We're testing the Intel C++ compiler to see how well it builds our modestly large software system. We build on both windows and linux (64-bit only). It seems to work OK for most of the software. However, I'm having a problem with a bit of code which uses the Boost Spirit parser generator. In particular, this parser uses Spirit "Classic" from Boost 1.47.0. Perhaps see http://www.boost.org/doc/libs/1_47_0/libs/spirit/classic/index.html for some documentation. In brief, Spirit makes heavy use of operator overloading, templates and metaprogramming techniques to allow you write something which vaguely resembles a BNR representation of your grammar directly in C++. It's neat but it seems to put a lot of stress on the compiler.

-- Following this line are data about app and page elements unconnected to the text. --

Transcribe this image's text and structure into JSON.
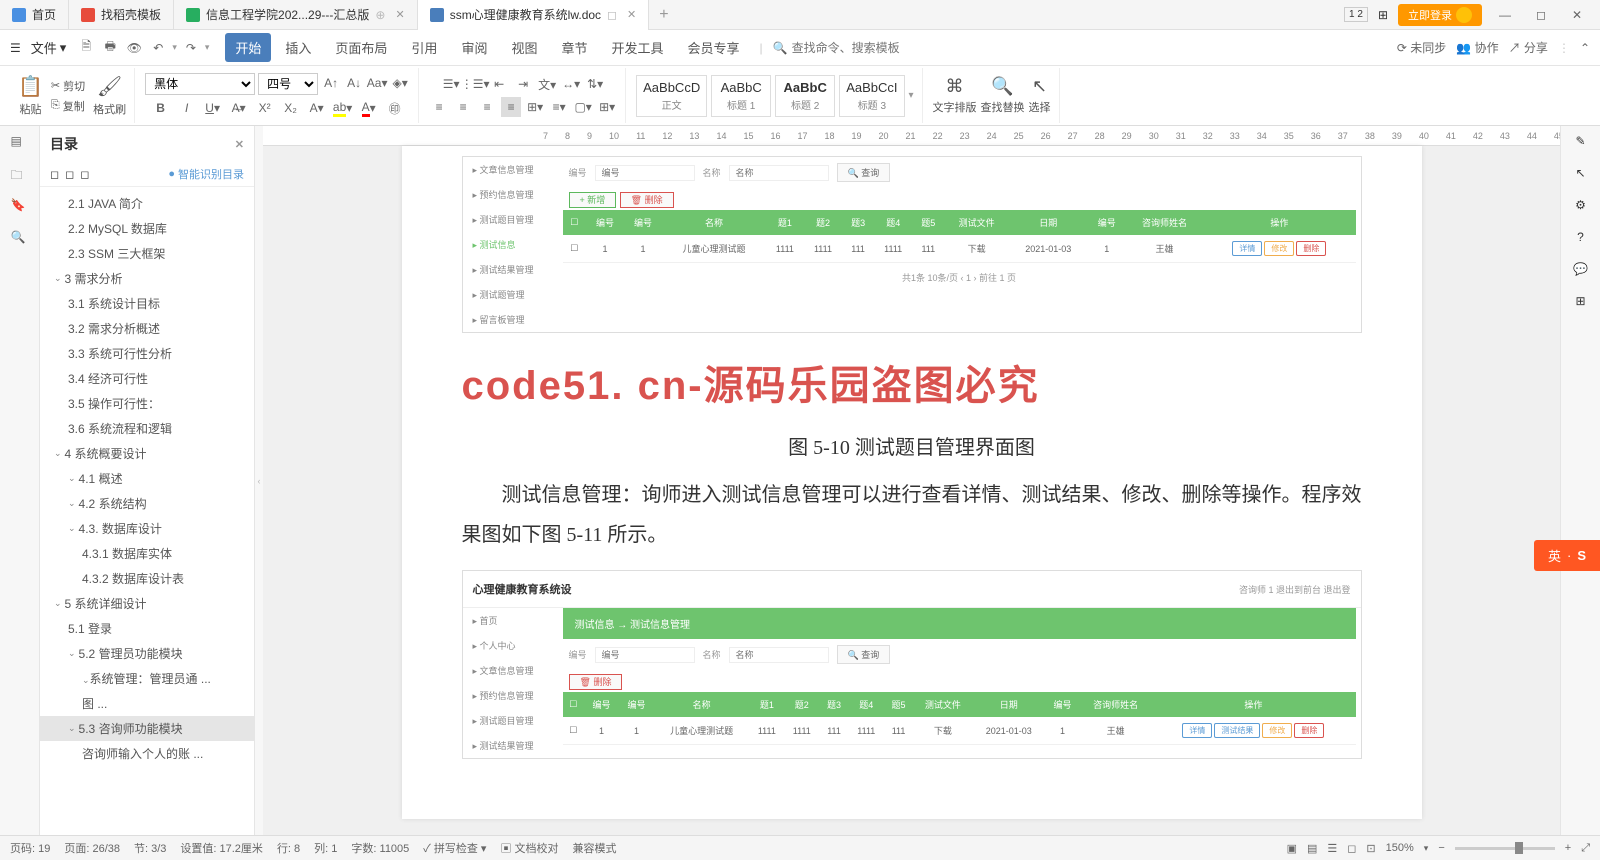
{
  "tabs": [
    {
      "label": "首页",
      "icon": "#4a90e2"
    },
    {
      "label": "找稻壳模板",
      "icon": "#e74c3c"
    },
    {
      "label": "信息工程学院202...29---汇总版",
      "icon": "#27ae60"
    },
    {
      "label": "ssm心理健康教育系统lw.doc",
      "icon": "#4a7ebb",
      "active": true
    }
  ],
  "login": "立即登录",
  "file_menu": "文件",
  "menu": [
    "开始",
    "插入",
    "页面布局",
    "引用",
    "审阅",
    "视图",
    "章节",
    "开发工具",
    "会员专享"
  ],
  "search_placeholder": "查找命令、搜索模板",
  "sync": "未同步",
  "collab": "协作",
  "share": "分享",
  "clipboard": {
    "paste": "粘贴",
    "cut": "剪切",
    "copy": "复制",
    "format": "格式刷"
  },
  "font": {
    "family": "黑体",
    "size": "四号"
  },
  "styles": [
    {
      "preview": "AaBbCcD",
      "name": "正文"
    },
    {
      "preview": "AaBbC",
      "name": "标题 1"
    },
    {
      "preview": "AaBbC",
      "name": "标题 2"
    },
    {
      "preview": "AaBbCcI",
      "name": "标题 3"
    }
  ],
  "tools": {
    "layout": "文字排版",
    "find": "查找替换",
    "select": "选择"
  },
  "toc": {
    "title": "目录",
    "smart": "智能识别目录",
    "items": [
      {
        "lvl": 2,
        "t": "2.1 JAVA 简介"
      },
      {
        "lvl": 2,
        "t": "2.2 MySQL 数据库"
      },
      {
        "lvl": 2,
        "t": "2.3 SSM 三大框架"
      },
      {
        "lvl": 1,
        "t": "3 需求分析",
        "c": true
      },
      {
        "lvl": 2,
        "t": "3.1 系统设计目标"
      },
      {
        "lvl": 2,
        "t": "3.2 需求分析概述"
      },
      {
        "lvl": 2,
        "t": "3.3 系统可行性分析"
      },
      {
        "lvl": 2,
        "t": "3.4 经济可行性"
      },
      {
        "lvl": 2,
        "t": "3.5 操作可行性："
      },
      {
        "lvl": 2,
        "t": "3.6 系统流程和逻辑"
      },
      {
        "lvl": 1,
        "t": "4 系统概要设计",
        "c": true
      },
      {
        "lvl": 2,
        "t": "4.1 概述",
        "c": true
      },
      {
        "lvl": 2,
        "t": "4.2 系统结构",
        "c": true
      },
      {
        "lvl": 2,
        "t": "4.3. 数据库设计",
        "c": true
      },
      {
        "lvl": 3,
        "t": "4.3.1 数据库实体"
      },
      {
        "lvl": 3,
        "t": "4.3.2 数据库设计表"
      },
      {
        "lvl": 1,
        "t": "5 系统详细设计",
        "c": true
      },
      {
        "lvl": 2,
        "t": "5.1 登录"
      },
      {
        "lvl": 2,
        "t": "5.2 管理员功能模块",
        "c": true
      },
      {
        "lvl": 3,
        "t": "系统管理：管理员通 ...",
        "c": true
      },
      {
        "lvl": 3,
        "t": "图 ..."
      },
      {
        "lvl": 2,
        "t": "5.3 咨询师功能模块",
        "c": true,
        "active": true
      },
      {
        "lvl": 3,
        "t": "咨询师输入个人的账 ..."
      }
    ]
  },
  "watermark": "code51. cn-源码乐园盗图必究",
  "caption1": "图 5-10 测试题目管理界面图",
  "body1": "测试信息管理：询师进入测试信息管理可以进行查看详情、测试结果、修改、删除等操作。程序效果图如下图 5-11 所示。",
  "ss1": {
    "side": [
      "文章信息管理",
      "预约信息管理",
      "测试题目管理",
      "测试信息",
      "测试结果管理",
      "测试题管理",
      "留言板管理"
    ],
    "side_active": "测试信息",
    "search": {
      "l1": "编号",
      "p1": "编号",
      "l2": "名称",
      "p2": "名称",
      "btn": "查询"
    },
    "add": "新增",
    "del": "删除",
    "headers": [
      "",
      "编号",
      "编号",
      "名称",
      "题1",
      "题2",
      "题3",
      "题4",
      "题5",
      "测试文件",
      "日期",
      "编号",
      "咨询师姓名",
      "操作"
    ],
    "row": [
      "",
      "1",
      "1",
      "儿童心理测试题",
      "1111",
      "1111",
      "111",
      "1111",
      "111",
      "下载",
      "2021-01-03",
      "1",
      "王雄"
    ],
    "actions": [
      "详情",
      "修改",
      "删除"
    ],
    "pager": "共1条  10条/页  ‹  1  ›  前往  1  页"
  },
  "ss2": {
    "title": "心理健康教育系统设",
    "right": "咨询师 1  退出到前台  退出登",
    "crumb": "测试信息  →  测试信息管理",
    "side": [
      "首页",
      "个人中心",
      "文章信息管理",
      "预约信息管理",
      "测试题目管理",
      "测试结果管理"
    ],
    "headers": [
      "",
      "编号",
      "编号",
      "名称",
      "题1",
      "题2",
      "题3",
      "题4",
      "题5",
      "测试文件",
      "日期",
      "编号",
      "咨询师姓名",
      "操作"
    ],
    "row": [
      "",
      "1",
      "1",
      "儿童心理测试题",
      "1111",
      "1111",
      "111",
      "1111",
      "111",
      "下载",
      "2021-01-03",
      "1",
      "王雄"
    ],
    "actions": [
      "详情",
      "测试结果",
      "修改",
      "删除"
    ],
    "search": {
      "l1": "编号",
      "p1": "编号",
      "l2": "名称",
      "p2": "名称",
      "btn": "查询"
    },
    "del": "删除"
  },
  "status": {
    "page": "页码: 19",
    "pages": "页面: 26/38",
    "sec": "节: 3/3",
    "pos": "设置值: 17.2厘米",
    "row": "行: 8",
    "col": "列: 1",
    "words": "字数: 11005",
    "spell": "拼写检查",
    "proof": "文档校对",
    "compat": "兼容模式",
    "zoom": "150%"
  },
  "ime": "英"
}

We have a couple of parsers written with Spirit; one of them is failing to accept a well-formed input file when compiled with Intel C++ on windows using 220.127.116.11 Build 20130728. On linux, icpc 13.1.3 20130607 is able to build the parser without difficulty and it passes all our regression testing. (And, for what it's worth, build's using GCC 4.x and MSVC 16.00.x pass our regressions OK, too.)

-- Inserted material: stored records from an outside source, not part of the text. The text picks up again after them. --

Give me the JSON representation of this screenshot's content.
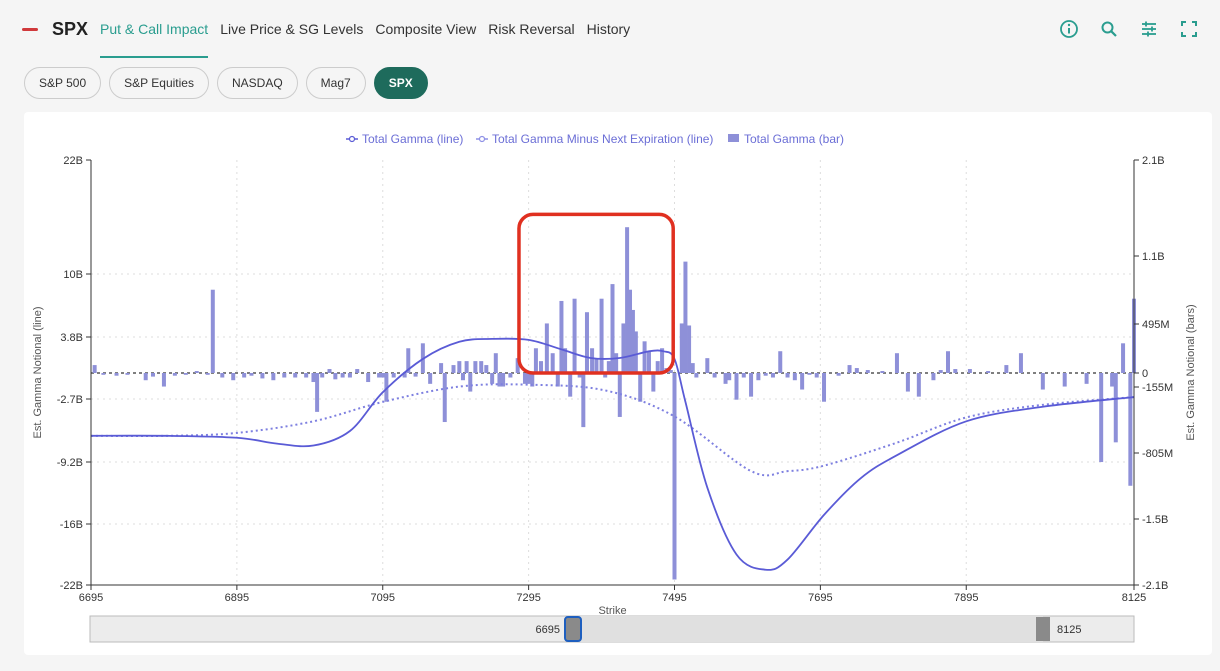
{
  "header": {
    "ticker": "SPX",
    "tabs": [
      {
        "label": "Put & Call Impact",
        "active": true
      },
      {
        "label": "Live Price & SG Levels",
        "active": false
      },
      {
        "label": "Composite View",
        "active": false
      },
      {
        "label": "Risk Reversal",
        "active": false
      },
      {
        "label": "History",
        "active": false
      }
    ],
    "icons": [
      "info-icon",
      "search-icon",
      "sliders-icon",
      "fullscreen-icon"
    ],
    "accent_color": "#2a9d8f"
  },
  "chips": [
    {
      "label": "S&P 500",
      "active": false
    },
    {
      "label": "S&P Equities",
      "active": false
    },
    {
      "label": "NASDAQ",
      "active": false
    },
    {
      "label": "Mag7",
      "active": false
    },
    {
      "label": "SPX",
      "active": true
    }
  ],
  "slider": {
    "start_label": "6695",
    "end_label": "8125"
  },
  "chart_data": {
    "type": "bar",
    "title": "",
    "xlabel": "Strike",
    "ylabel_left": "Est. Gamma Notional (line)",
    "ylabel_right": "Est. Gamma Notional (bars)",
    "xlim": [
      6695,
      8125
    ],
    "x_ticks": [
      "6695",
      "6895",
      "7095",
      "7295",
      "7495",
      "7695",
      "7895",
      "8125"
    ],
    "y_left_ticks": [
      "22B",
      "10B",
      "3.8B",
      "-2.7B",
      "-9.2B",
      "-16B",
      "-22B"
    ],
    "y_right_ticks": [
      "2.1B",
      "1.1B",
      "495M",
      "0",
      "-155M",
      "-805M",
      "-1.5B",
      "-2.1B"
    ],
    "legend": [
      {
        "name": "Total Gamma (line)",
        "style": "solid",
        "color": "#5a5bd6"
      },
      {
        "name": "Total Gamma Minus Next Expiration (line)",
        "style": "dotted",
        "color": "#8e90e6"
      },
      {
        "name": "Total Gamma (bar)",
        "style": "bar",
        "color": "#8e90d8"
      }
    ],
    "legend_position": "top-center",
    "grid": true,
    "highlight_box": {
      "x_range": [
        7290,
        7485
      ],
      "y_range_bars": [
        0,
        1450000000.0
      ],
      "color": "#e03020"
    },
    "line_total": {
      "x": [
        6695,
        6800,
        6895,
        6950,
        7000,
        7050,
        7095,
        7150,
        7200,
        7245,
        7295,
        7340,
        7380,
        7420,
        7460,
        7480,
        7495,
        7510,
        7540,
        7580,
        7620,
        7650,
        7700,
        7750,
        7800,
        7895,
        8000,
        8125
      ],
      "y": [
        -6.5,
        -6.5,
        -6.7,
        -7.3,
        -7.5,
        -6,
        -2,
        1.5,
        3.3,
        3.6,
        3.5,
        2.5,
        1.6,
        1.6,
        2.3,
        2.3,
        1.5,
        -3,
        -12,
        -19,
        -20.5,
        -19.5,
        -15,
        -11,
        -8.5,
        -5,
        -3.5,
        -2.5
      ]
    },
    "line_minus_next": {
      "x": [
        6695,
        6800,
        6895,
        7000,
        7095,
        7200,
        7295,
        7400,
        7495,
        7600,
        7650,
        7700,
        7800,
        7895,
        8000,
        8125
      ],
      "y": [
        -6.5,
        -6.5,
        -6.2,
        -5,
        -3,
        -1.4,
        -1.2,
        -1.8,
        -4.5,
        -10.2,
        -10.2,
        -9.6,
        -7.2,
        -4.6,
        -3.3,
        -2.5
      ]
    },
    "bars_units": "dollars",
    "bars": [
      [
        6700,
        80000000.0
      ],
      [
        6712,
        -20000000.0
      ],
      [
        6730,
        -30000000.0
      ],
      [
        6745,
        -20000000.0
      ],
      [
        6770,
        -80000000.0
      ],
      [
        6780,
        -40000000.0
      ],
      [
        6795,
        -150000000.0
      ],
      [
        6810,
        -30000000.0
      ],
      [
        6825,
        -20000000.0
      ],
      [
        6840,
        20000000.0
      ],
      [
        6855,
        -20000000.0
      ],
      [
        6862,
        800000000.0
      ],
      [
        6875,
        -50000000.0
      ],
      [
        6890,
        -80000000.0
      ],
      [
        6905,
        -50000000.0
      ],
      [
        6915,
        -30000000.0
      ],
      [
        6930,
        -60000000.0
      ],
      [
        6945,
        -80000000.0
      ],
      [
        6960,
        -50000000.0
      ],
      [
        6975,
        -50000000.0
      ],
      [
        6990,
        -50000000.0
      ],
      [
        7000,
        -100000000.0
      ],
      [
        7005,
        -400000000.0
      ],
      [
        7012,
        -50000000.0
      ],
      [
        7022,
        40000000.0
      ],
      [
        7030,
        -70000000.0
      ],
      [
        7040,
        -50000000.0
      ],
      [
        7050,
        -50000000.0
      ],
      [
        7060,
        40000000.0
      ],
      [
        7075,
        -100000000.0
      ],
      [
        7090,
        -50000000.0
      ],
      [
        7095,
        -50000000.0
      ],
      [
        7100,
        -300000000.0
      ],
      [
        7110,
        -50000000.0
      ],
      [
        7125,
        -50000000.0
      ],
      [
        7130,
        250000000.0
      ],
      [
        7140,
        -40000000.0
      ],
      [
        7150,
        300000000.0
      ],
      [
        7160,
        -120000000.0
      ],
      [
        7175,
        100000000.0
      ],
      [
        7180,
        -500000000.0
      ],
      [
        7192,
        80000000.0
      ],
      [
        7200,
        120000000.0
      ],
      [
        7205,
        -80000000.0
      ],
      [
        7210,
        120000000.0
      ],
      [
        7215,
        -200000000.0
      ],
      [
        7222,
        120000000.0
      ],
      [
        7230,
        120000000.0
      ],
      [
        7237,
        80000000.0
      ],
      [
        7245,
        -120000000.0
      ],
      [
        7250,
        200000000.0
      ],
      [
        7255,
        -150000000.0
      ],
      [
        7260,
        -150000000.0
      ],
      [
        7270,
        -50000000.0
      ],
      [
        7280,
        150000000.0
      ],
      [
        7290,
        -120000000.0
      ],
      [
        7295,
        -120000000.0
      ],
      [
        7300,
        -150000000.0
      ],
      [
        7305,
        250000000.0
      ],
      [
        7312,
        120000000.0
      ],
      [
        7320,
        500000000.0
      ],
      [
        7328,
        200000000.0
      ],
      [
        7335,
        -150000000.0
      ],
      [
        7340,
        700000000.0
      ],
      [
        7345,
        250000000.0
      ],
      [
        7352,
        -250000000.0
      ],
      [
        7358,
        720000000.0
      ],
      [
        7365,
        -50000000.0
      ],
      [
        7370,
        -550000000.0
      ],
      [
        7375,
        600000000.0
      ],
      [
        7382,
        250000000.0
      ],
      [
        7388,
        150000000.0
      ],
      [
        7395,
        720000000.0
      ],
      [
        7400,
        -50000000.0
      ],
      [
        7405,
        120000000.0
      ],
      [
        7410,
        850000000.0
      ],
      [
        7415,
        200000000.0
      ],
      [
        7420,
        -450000000.0
      ],
      [
        7425,
        500000000.0
      ],
      [
        7430,
        1400000000.0
      ],
      [
        7434,
        800000000.0
      ],
      [
        7438,
        620000000.0
      ],
      [
        7442,
        420000000.0
      ],
      [
        7448,
        -300000000.0
      ],
      [
        7454,
        320000000.0
      ],
      [
        7460,
        220000000.0
      ],
      [
        7466,
        -200000000.0
      ],
      [
        7472,
        120000000.0
      ],
      [
        7478,
        250000000.0
      ],
      [
        7484,
        50000000.0
      ],
      [
        7490,
        30000000.0
      ],
      [
        7495,
        -2050000000.0
      ],
      [
        7505,
        500000000.0
      ],
      [
        7510,
        1050000000.0
      ],
      [
        7515,
        480000000.0
      ],
      [
        7520,
        100000000.0
      ],
      [
        7525,
        -50000000.0
      ],
      [
        7540,
        150000000.0
      ],
      [
        7550,
        -50000000.0
      ],
      [
        7565,
        -120000000.0
      ],
      [
        7570,
        -80000000.0
      ],
      [
        7580,
        -280000000.0
      ],
      [
        7590,
        -50000000.0
      ],
      [
        7600,
        -250000000.0
      ],
      [
        7610,
        -80000000.0
      ],
      [
        7620,
        -30000000.0
      ],
      [
        7630,
        -50000000.0
      ],
      [
        7640,
        220000000.0
      ],
      [
        7650,
        -50000000.0
      ],
      [
        7660,
        -80000000.0
      ],
      [
        7670,
        -180000000.0
      ],
      [
        7680,
        -20000000.0
      ],
      [
        7690,
        -50000000.0
      ],
      [
        7700,
        -300000000.0
      ],
      [
        7720,
        -30000000.0
      ],
      [
        7735,
        80000000.0
      ],
      [
        7745,
        50000000.0
      ],
      [
        7760,
        30000000.0
      ],
      [
        7780,
        20000000.0
      ],
      [
        7800,
        200000000.0
      ],
      [
        7815,
        -200000000.0
      ],
      [
        7830,
        -250000000.0
      ],
      [
        7850,
        -80000000.0
      ],
      [
        7860,
        30000000.0
      ],
      [
        7870,
        220000000.0
      ],
      [
        7880,
        40000000.0
      ],
      [
        7900,
        40000000.0
      ],
      [
        7925,
        20000000.0
      ],
      [
        7950,
        80000000.0
      ],
      [
        7970,
        200000000.0
      ],
      [
        8000,
        -180000000.0
      ],
      [
        8030,
        -150000000.0
      ],
      [
        8060,
        -120000000.0
      ],
      [
        8080,
        -900000000.0
      ],
      [
        8095,
        -150000000.0
      ],
      [
        8100,
        -700000000.0
      ],
      [
        8110,
        300000000.0
      ],
      [
        8120,
        -1150000000.0
      ],
      [
        8125,
        720000000.0
      ]
    ]
  }
}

I have attached the source code for a simplified version of our parser. There are two issues I would like to report about 18.104.22.168 Build 20130728:
1. When icl compiles the example program, it produces a mountain of warnings of the form:

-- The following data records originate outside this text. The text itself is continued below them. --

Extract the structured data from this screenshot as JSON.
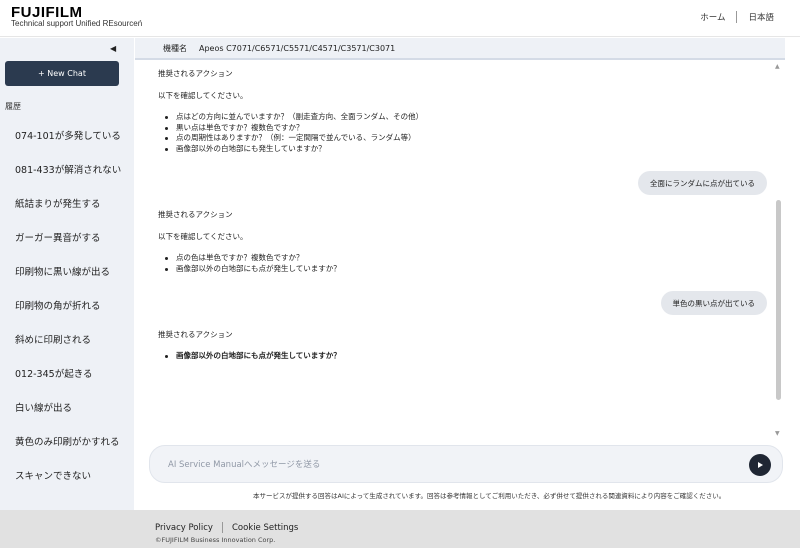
{
  "header": {
    "logo_text": "FUJIFILM",
    "logo_subtitle": "Technical support Unified REsourceń",
    "nav": [
      "ホーム",
      "日本語"
    ]
  },
  "sidebar": {
    "collapse_icon": "triangle-left-icon",
    "new_chat_label": "+ New Chat",
    "history_label": "履歴",
    "history": [
      "074-101が多発している",
      "081-433が解消されない",
      "紙詰まりが発生する",
      "ガーガー異音がする",
      "印刷物に黒い線が出る",
      "印刷物の角が折れる",
      "斜めに印刷される",
      "012-345が起きる",
      "白い線が出る",
      "黄色のみ印刷がかすれる",
      "スキャンできない"
    ]
  },
  "model_bar": {
    "label": "機種名",
    "value": "Apeos C7071/C6571/C5571/C4571/C3571/C3071"
  },
  "chat": {
    "messages": [
      {
        "role": "bot",
        "title": "推奨されるアクション",
        "lead": "以下を確認してください。",
        "items": [
          "点はどの方向に並んでいますか？（副走査方向、全面ランダム、その他）",
          "黒い点は単色ですか？複数色ですか？",
          "点の周期性はありますか？（例：一定間隔で並んでいる、ランダム等）",
          "画像部以外の白地部にも発生していますか？"
        ]
      },
      {
        "role": "user",
        "text": "全面にランダムに点が出ている"
      },
      {
        "role": "bot",
        "title": "推奨されるアクション",
        "lead": "以下を確認してください。",
        "items": [
          "点の色は単色ですか？複数色ですか？",
          "画像部以外の白地部にも点が発生していますか？"
        ]
      },
      {
        "role": "user",
        "text": "単色の黒い点が出ている"
      },
      {
        "role": "bot",
        "title": "推奨されるアクション",
        "items": [
          "画像部以外の白地部にも点が発生していますか？"
        ]
      }
    ]
  },
  "input": {
    "placeholder": "AI Service Manualへメッセージを送る",
    "send_icon": "send-play-icon"
  },
  "disclaimer": "本サービスが提供する回答はAIによって生成されています。回答は参考情報としてご利用いただき、必ず併せて提供される関連資料により内容をご確認ください。",
  "footer": {
    "links": [
      "Privacy Policy",
      "Cookie Settings"
    ],
    "copyright": "©FUJIFILM Business Innovation Corp."
  },
  "colors": {
    "sidebar_bg": "#eef1f6",
    "new_chat_button": "#2b3a4f",
    "send_button": "#1f2633",
    "user_bubble": "#e4e7ec",
    "footer_bg": "#e1e1e1"
  }
}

c:\vendors\x64-windows\boost-1.47.0\include\boost-1_47\boost/detail/compressed_pair.hpp(51): warning #2586: \'value\' : decorated name length exceeded, name was truncated
It still seems to compile the file OK, but icpc (on linux) doesn't report this warning. In my example program, I added #pragma warning(disable:2586).
2. Running the NMakefile on windows builds three different variants on the code:
A. example_works.exe uses a slightly abbreviated expression for one of the two parsers in the source. This version of the example code works OK; it parses the file properly. However, the object which is abbreviated is not actually used by the parser! I just commented out a single production in an unused object and it passes the test.
B. example_fails.exe activates the production commented out above and the resulting program fails to parse the input file.
C. example_fails_gdb.exe compiles version B with no optimization, but including the extra production; this executable passes the test.
You need to have Boost installed to build the example program and will probably need to set BOOST_INCLUDE_DIR in the NMakefile. The examples can be built and run with "nmake -f NMakefile CXX=icl".